I like to keep the tradition of cooking alive through my two daughters (though sometimes with a 2-year-old it requires a lot of patience!). Whether it's making boxes and boxes of cookies to give out during Christmas to show others that we're thinking of them, to a special batch of chocolate/peanut butter no-bakes (my husband and oldest daughter's favorite) for their dad after a busy day at work, or inviting my mom and grandma over to decorate Easter cookies for all of the grandkids, I teach my girls that cooking for others is a special, caring and fun way to show Christ's love to others and to each other.
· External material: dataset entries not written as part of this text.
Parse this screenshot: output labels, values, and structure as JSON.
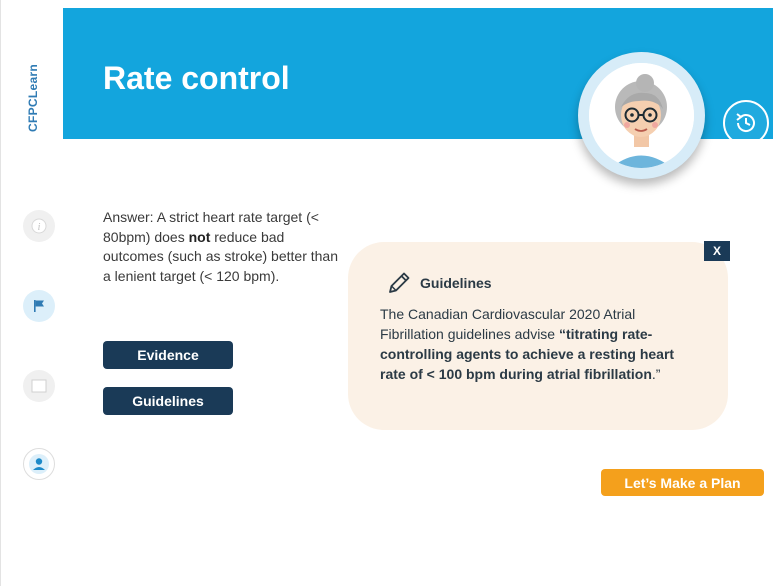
{
  "app": {
    "brand": "CFPCLearn"
  },
  "header": {
    "title": "Rate control"
  },
  "answer": {
    "prefix": "Answer: A strict heart rate target (< 80bpm) does ",
    "emphasis": "not",
    "suffix": " reduce bad outcomes (such as stroke) better than a lenient target (< 120 bpm)."
  },
  "buttons": {
    "evidence": "Evidence",
    "guidelines": "Guidelines",
    "plan": "Let’s Make a Plan"
  },
  "popup": {
    "close": "X",
    "title": "Guidelines",
    "body_plain": "The Canadian Cardiovascular 2020 Atrial Fibrillation guidelines advise ",
    "body_bold": "“titrating rate-controlling agents to achieve a resting heart rate of < 100 bpm during atrial fibrillation",
    "body_end": ".”"
  },
  "icons": {
    "info": "info-icon",
    "flag": "flag-icon",
    "note": "note-icon",
    "user": "user-icon",
    "history": "history-icon",
    "pencil": "pencil-icon"
  },
  "colors": {
    "header": "#13a5dd",
    "dark_button": "#1a3a57",
    "accent_button": "#f4a01c",
    "popup_bg": "#fbf1e6"
  }
}
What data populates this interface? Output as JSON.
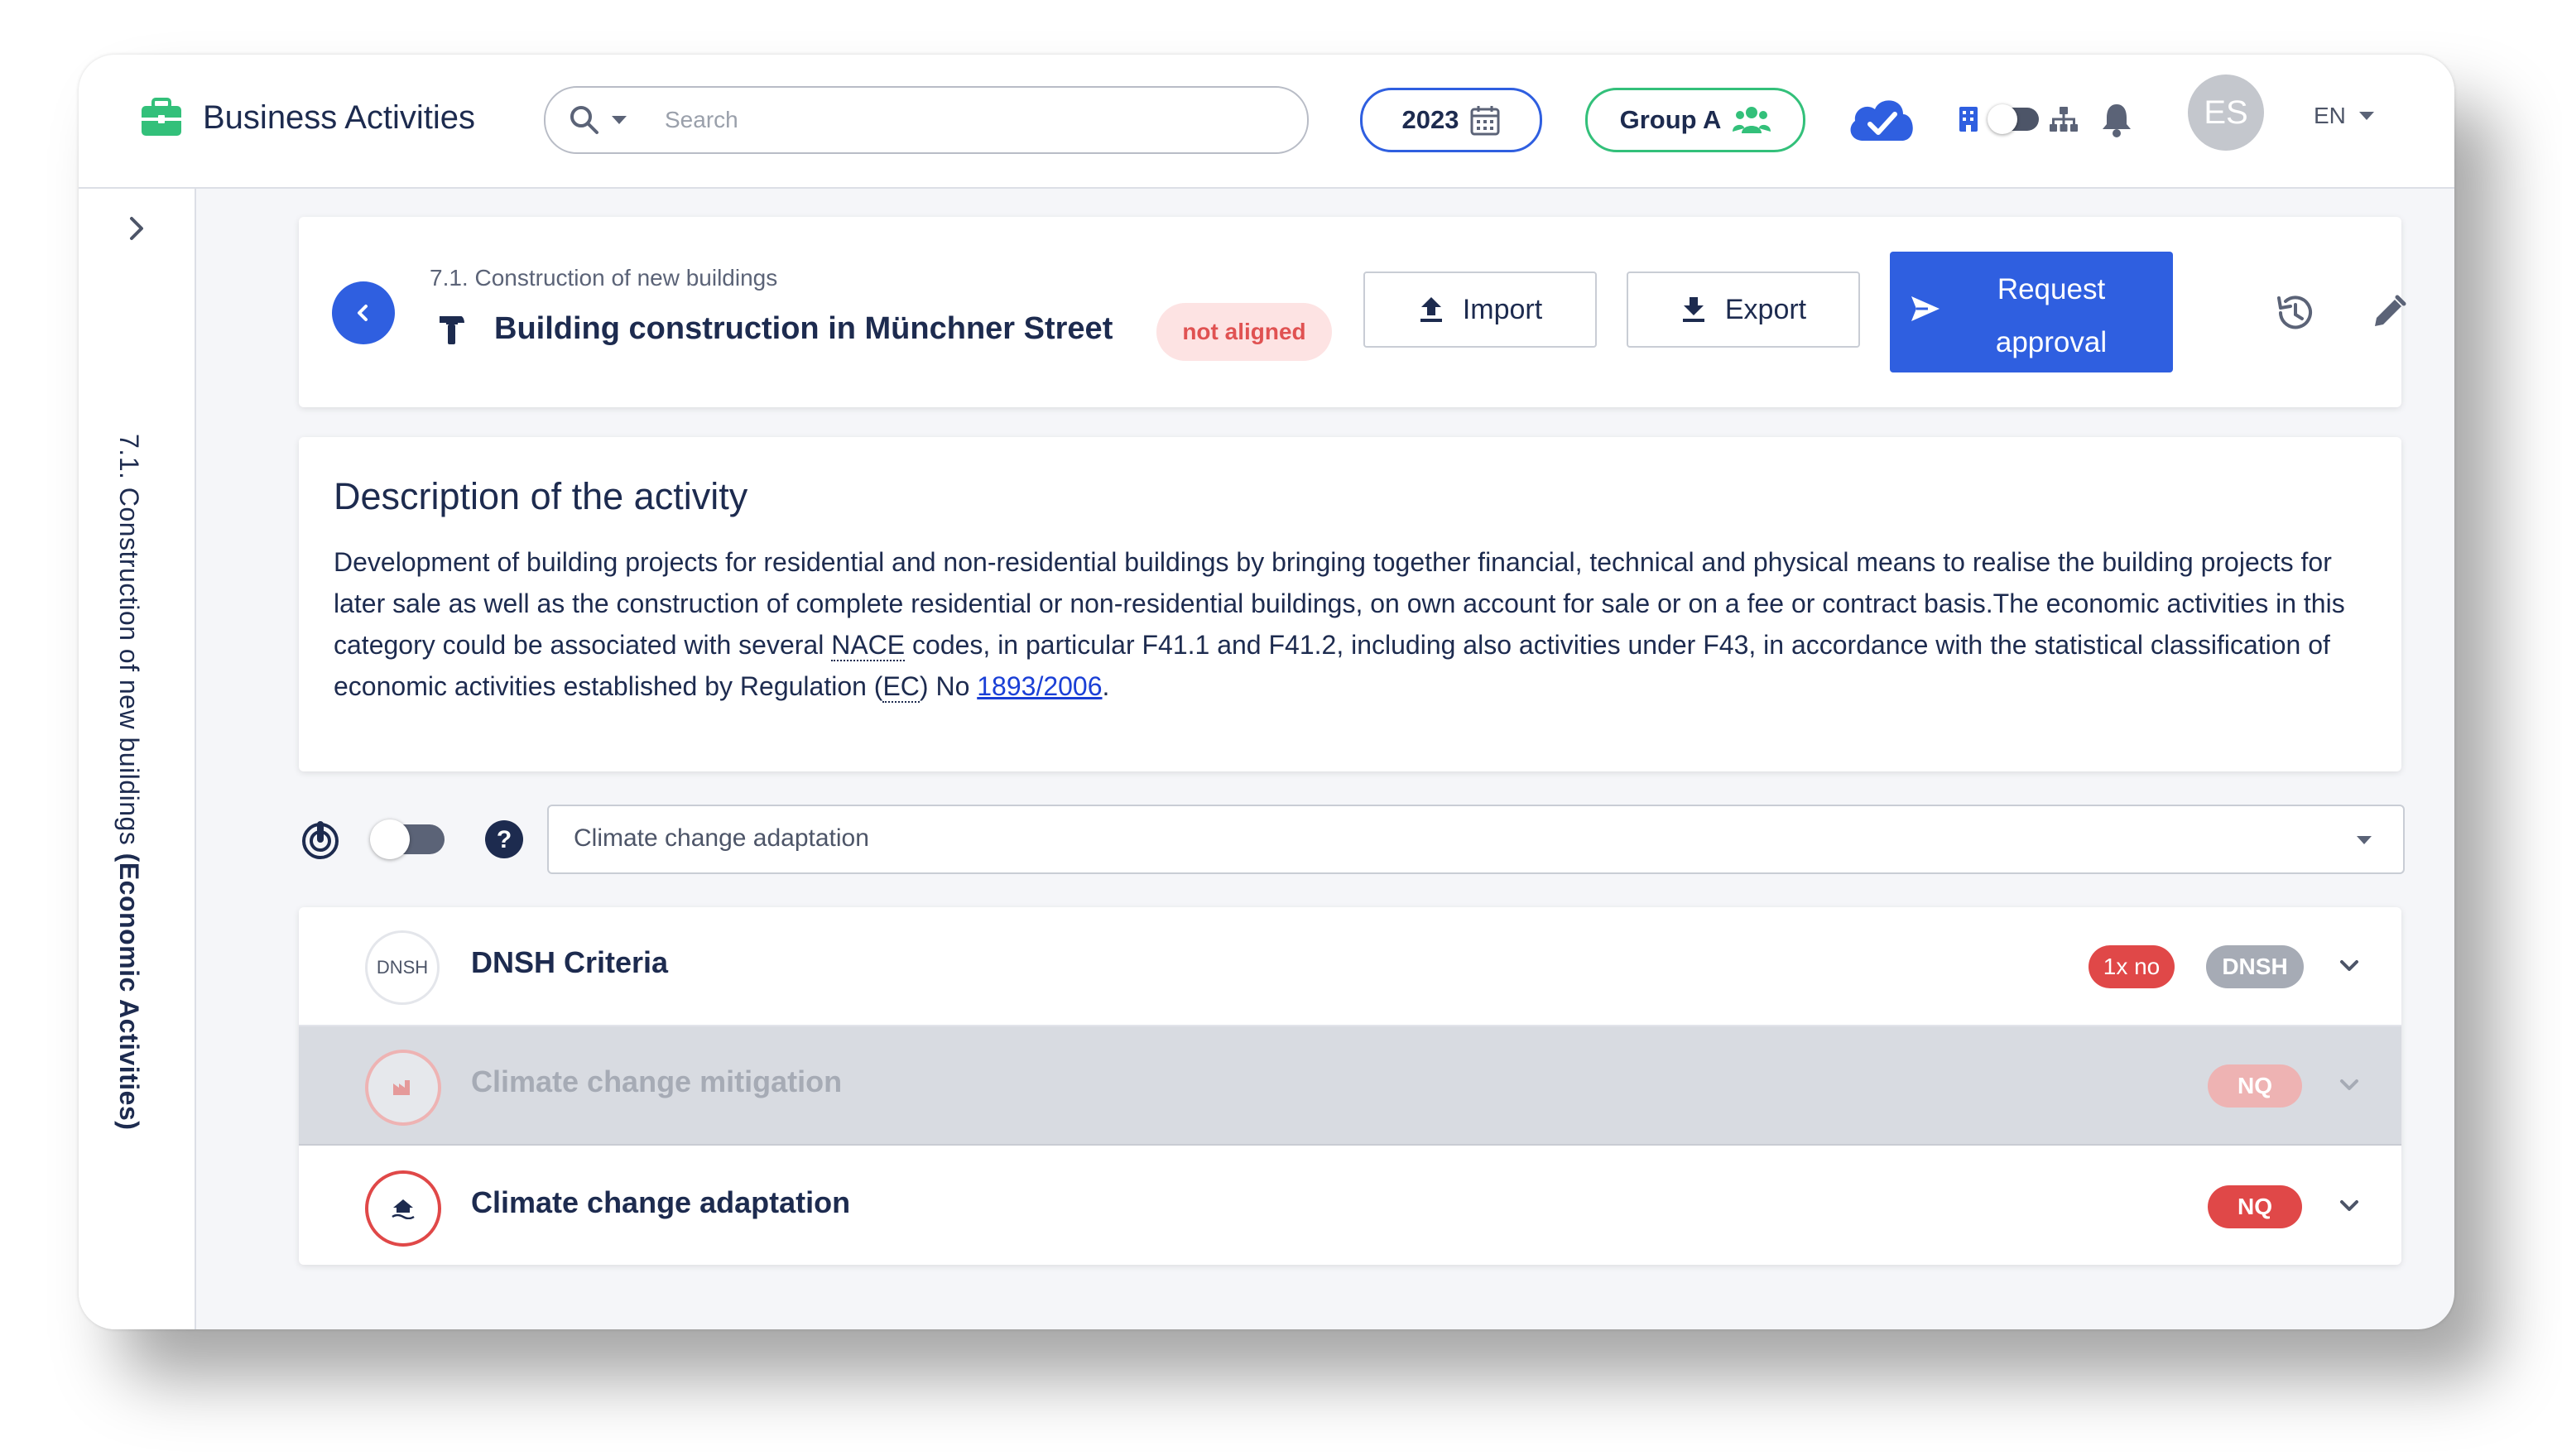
{
  "topbar": {
    "app_title": "Business Activities",
    "search_placeholder": "Search",
    "year": "2023",
    "group": "Group A",
    "avatar_initials": "ES",
    "language": "EN",
    "icons": [
      "briefcase-icon",
      "search-icon",
      "calendar-icon",
      "users-icon",
      "cloud-check-icon",
      "building-icon",
      "hierarchy-icon",
      "bell-icon"
    ]
  },
  "sidebar": {
    "vertical_label_prefix": "7.1. Construction of new buildings ",
    "vertical_label_bold": "(Economic Activities)"
  },
  "activity": {
    "breadcrumb": "7.1. Construction of new buildings",
    "title": "Building construction in Münchner Street",
    "status": "not aligned",
    "import_label": "Import",
    "export_label": "Export",
    "request_label_line1": "Request",
    "request_label_line2": "approval"
  },
  "description": {
    "title": "Description of the activity",
    "text_1": "Development of building projects for residential and non-residential buildings by bringing together financial, technical and physical means to realise the building projects for later sale as well as the construction of complete residential or non-residential buildings, on own account for sale or on a fee or contract basis.The economic activities in this category could be associated with several ",
    "abbr_nace": "NACE",
    "text_2": " codes, in particular F41.1 and F41.2, including also activities under F43, in accordance with the statistical classification of economic activities established by Regulation (",
    "abbr_ec": "EC",
    "text_3": ") No ",
    "link": "1893/2006",
    "text_4": "."
  },
  "filter": {
    "selected": "Climate change adaptation"
  },
  "criteria": [
    {
      "icon_text": "DNSH",
      "label": "DNSH Criteria",
      "badges": [
        "1x no",
        "DNSH"
      ],
      "state": "normal"
    },
    {
      "icon": "factory-icon",
      "label": "Climate change mitigation",
      "badges": [
        "NQ"
      ],
      "state": "disabled"
    },
    {
      "icon": "house-flood-icon",
      "label": "Climate change adaptation",
      "badges": [
        "NQ"
      ],
      "state": "normal"
    }
  ],
  "colors": {
    "primary": "#2f5fe0",
    "brand_green": "#33c07a",
    "danger": "#e04848",
    "text": "#1d2b4f",
    "muted_badge": "#a6abb5"
  }
}
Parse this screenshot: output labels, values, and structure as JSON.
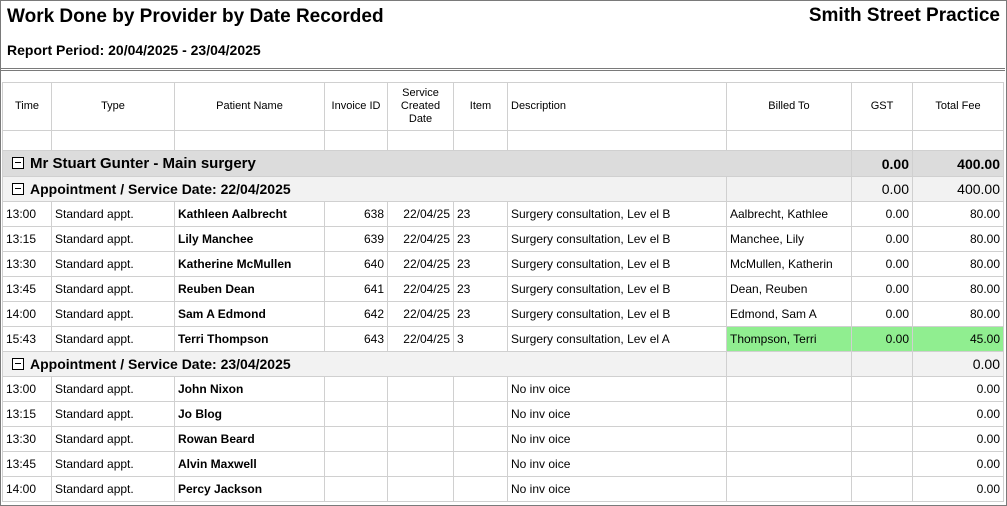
{
  "report": {
    "title": "Work Done by Provider by Date Recorded",
    "practice": "Smith Street Practice",
    "period": "Report Period: 20/04/2025 - 23/04/2025"
  },
  "columns": {
    "time": "Time",
    "type": "Type",
    "patient": "Patient Name",
    "invoice": "Invoice ID",
    "created": "Service Created Date",
    "item": "Item",
    "description": "Description",
    "billed": "Billed To",
    "gst": "GST",
    "total": "Total Fee"
  },
  "provider": {
    "name": "Mr Stuart Gunter - Main surgery",
    "gst": "0.00",
    "total": "400.00"
  },
  "groups": [
    {
      "label": "Appointment / Service Date: 22/04/2025",
      "gst": "0.00",
      "total": "400.00",
      "rows": [
        {
          "time": "13:00",
          "type": "Standard appt.",
          "patient": "Kathleen Aalbrecht",
          "invoice": "638",
          "created": "22/04/25",
          "item": "23",
          "description": "Surgery  consultation, Lev el B",
          "billed": "Aalbrecht, Kathlee",
          "gst": "0.00",
          "total": "80.00"
        },
        {
          "time": "13:15",
          "type": "Standard appt.",
          "patient": "Lily Manchee",
          "invoice": "639",
          "created": "22/04/25",
          "item": "23",
          "description": "Surgery  consultation, Lev el B",
          "billed": "Manchee, Lily",
          "gst": "0.00",
          "total": "80.00"
        },
        {
          "time": "13:30",
          "type": "Standard appt.",
          "patient": "Katherine McMullen",
          "invoice": "640",
          "created": "22/04/25",
          "item": "23",
          "description": "Surgery  consultation, Lev el B",
          "billed": "McMullen, Katherin",
          "gst": "0.00",
          "total": "80.00"
        },
        {
          "time": "13:45",
          "type": "Standard appt.",
          "patient": "Reuben Dean",
          "invoice": "641",
          "created": "22/04/25",
          "item": "23",
          "description": "Surgery  consultation, Lev el B",
          "billed": "Dean, Reuben",
          "gst": "0.00",
          "total": "80.00"
        },
        {
          "time": "14:00",
          "type": "Standard appt.",
          "patient": "Sam A Edmond",
          "invoice": "642",
          "created": "22/04/25",
          "item": "23",
          "description": "Surgery  consultation, Lev el B",
          "billed": "Edmond, Sam A",
          "gst": "0.00",
          "total": "80.00"
        },
        {
          "time": "15:43",
          "type": "Standard appt.",
          "patient": "Terri Thompson",
          "invoice": "643",
          "created": "22/04/25",
          "item": "3",
          "description": "Surgery  consultation, Lev el A",
          "billed": "Thompson, Terri",
          "gst": "0.00",
          "total": "45.00"
        }
      ]
    },
    {
      "label": "Appointment / Service Date: 23/04/2025",
      "gst": "",
      "total": "0.00",
      "rows": [
        {
          "time": "13:00",
          "type": "Standard appt.",
          "patient": "John Nixon",
          "invoice": "",
          "created": "",
          "item": "",
          "description": "No inv oice",
          "billed": "",
          "gst": "",
          "total": "0.00"
        },
        {
          "time": "13:15",
          "type": "Standard appt.",
          "patient": "Jo Blog",
          "invoice": "",
          "created": "",
          "item": "",
          "description": "No inv oice",
          "billed": "",
          "gst": "",
          "total": "0.00"
        },
        {
          "time": "13:30",
          "type": "Standard appt.",
          "patient": "Rowan Beard",
          "invoice": "",
          "created": "",
          "item": "",
          "description": "No inv oice",
          "billed": "",
          "gst": "",
          "total": "0.00"
        },
        {
          "time": "13:45",
          "type": "Standard appt.",
          "patient": "Alvin Maxwell",
          "invoice": "",
          "created": "",
          "item": "",
          "description": "No inv oice",
          "billed": "",
          "gst": "",
          "total": "0.00"
        },
        {
          "time": "14:00",
          "type": "Standard appt.",
          "patient": "Percy Jackson",
          "invoice": "",
          "created": "",
          "item": "",
          "description": "No inv oice",
          "billed": "",
          "gst": "",
          "total": "0.00"
        }
      ]
    }
  ],
  "highlight_color": "#90ee90"
}
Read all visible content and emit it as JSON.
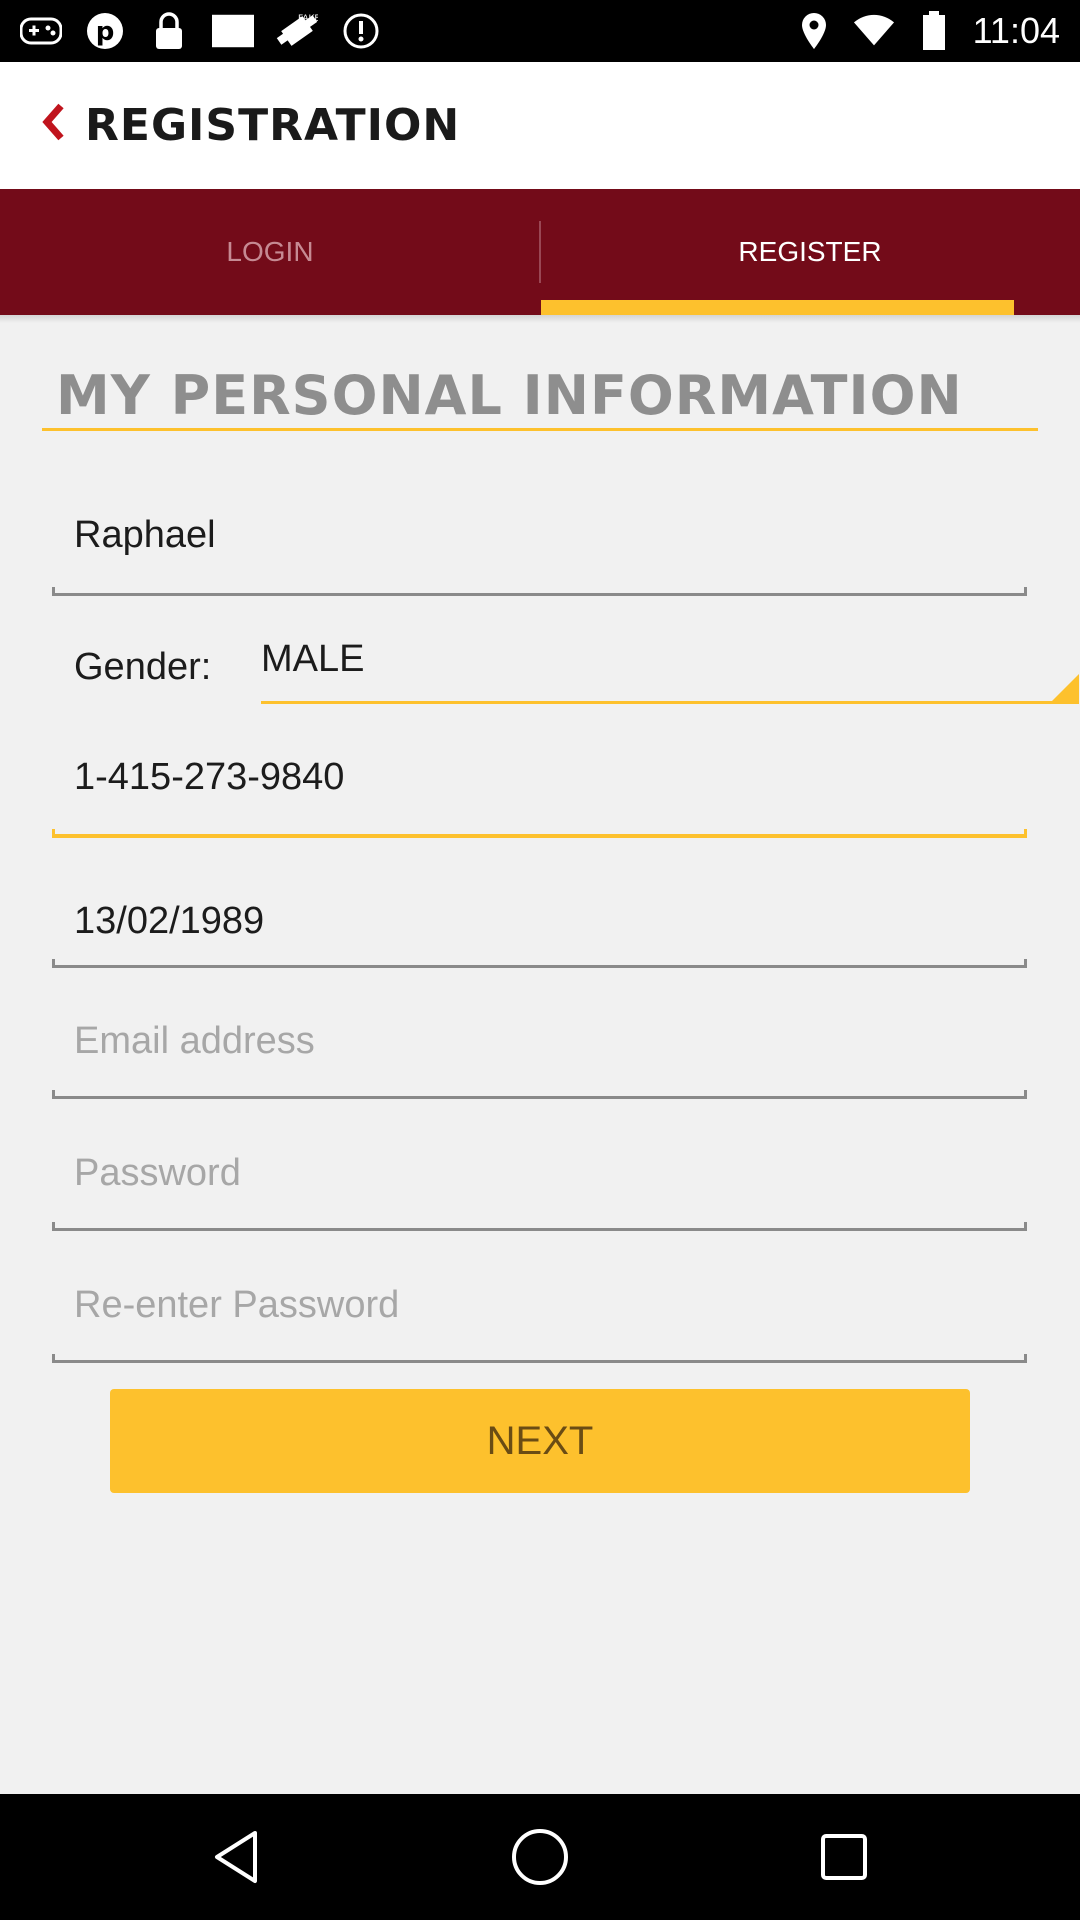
{
  "status_bar": {
    "time": "11:04",
    "left_icons": [
      "gamepad-icon",
      "pinterest-icon",
      "lock-icon",
      "image-icon",
      "fake-gps-icon",
      "update-icon"
    ],
    "right_icons": [
      "location-icon",
      "wifi-icon",
      "battery-icon"
    ]
  },
  "header": {
    "title": "REGISTRATION",
    "back_icon": "chevron-left-icon"
  },
  "tabs": [
    {
      "label": "LOGIN",
      "active": false
    },
    {
      "label": "REGISTER",
      "active": true
    }
  ],
  "section": {
    "title": "MY PERSONAL INFORMATION"
  },
  "form": {
    "name": {
      "value": "Raphael"
    },
    "gender": {
      "label": "Gender:",
      "value": "MALE"
    },
    "phone": {
      "value": "1-415-273-9840"
    },
    "dob": {
      "value": "13/02/1989"
    },
    "email": {
      "placeholder": "Email address"
    },
    "password": {
      "placeholder": "Password"
    },
    "reenter_password": {
      "placeholder": "Re-enter Password"
    },
    "next_label": "NEXT"
  },
  "nav": {
    "back_icon": "back-triangle-icon",
    "home_icon": "home-circle-icon",
    "recents_icon": "recents-square-icon"
  },
  "colors": {
    "tab_bar": "#730b19",
    "accent": "#fdc12d",
    "back_arrow": "#c0141d"
  }
}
Though my brother and I are married with kids of our own, my mom and grandma still spoil us and care for us with homemade food. My mom makes dinner every Sunday for whatever family members or friends happen to be in town (I always make sure I'm one of them!). From barbeque ribs on the grill to eggplant Parmesan, we never leave hungry! And, of course, grandma always makes a homemade dessert. We can hardly wait for the summer sun to grow enough rhubarb for her or my mom to make their famous strawberry/rhubarb pie. Whenever we've had a new baby at my house, we are always lucky to have a freezer filled of a variety of mouthwatering casseroles courtesy of my grandma. Yes, we are really spoiled, and I haven't even mentioned fresh veggies prepared from the garden, gingerbread cookies at Christmas, banana cake for Chad's birthday and molasses cookies for my nephew....
Breezy's White Cookies
by Great Aunt Ada Fritz
1 cup white sugar
1 cup brown sugar, packed
¾ cup vegetable shortening
1 tsp. vanilla
½ cup buttermilk
1 tsp. salt
1 tsp. baking soda
2 tsp. baking powder
3 ½ - 4 cups flour
1/8 tsp. nutmeg
1.Combine the white sugar, brown sugar, shortening, eggs and vanilla in a large bowl.
2.Add buttermilk to the mixture.
3.In a small bowl, mix the salt, soda and baking powder. Add this to the wet mixture.
4.Taking 1/3 of the mixture at a time, knead in enough flour to make a soft dough.
5.Refrigerate the dough for 4 hours.
6.Roll the dough on a floured surface to 3/8 inch thick and cut into circles with a cookie cutter.
7.Bake at 350° for about 10 minutes until the cookies spring back when touched but aren't brown.
8.When cooled, cover with your favorite glaze, frosting and/or sprinkles!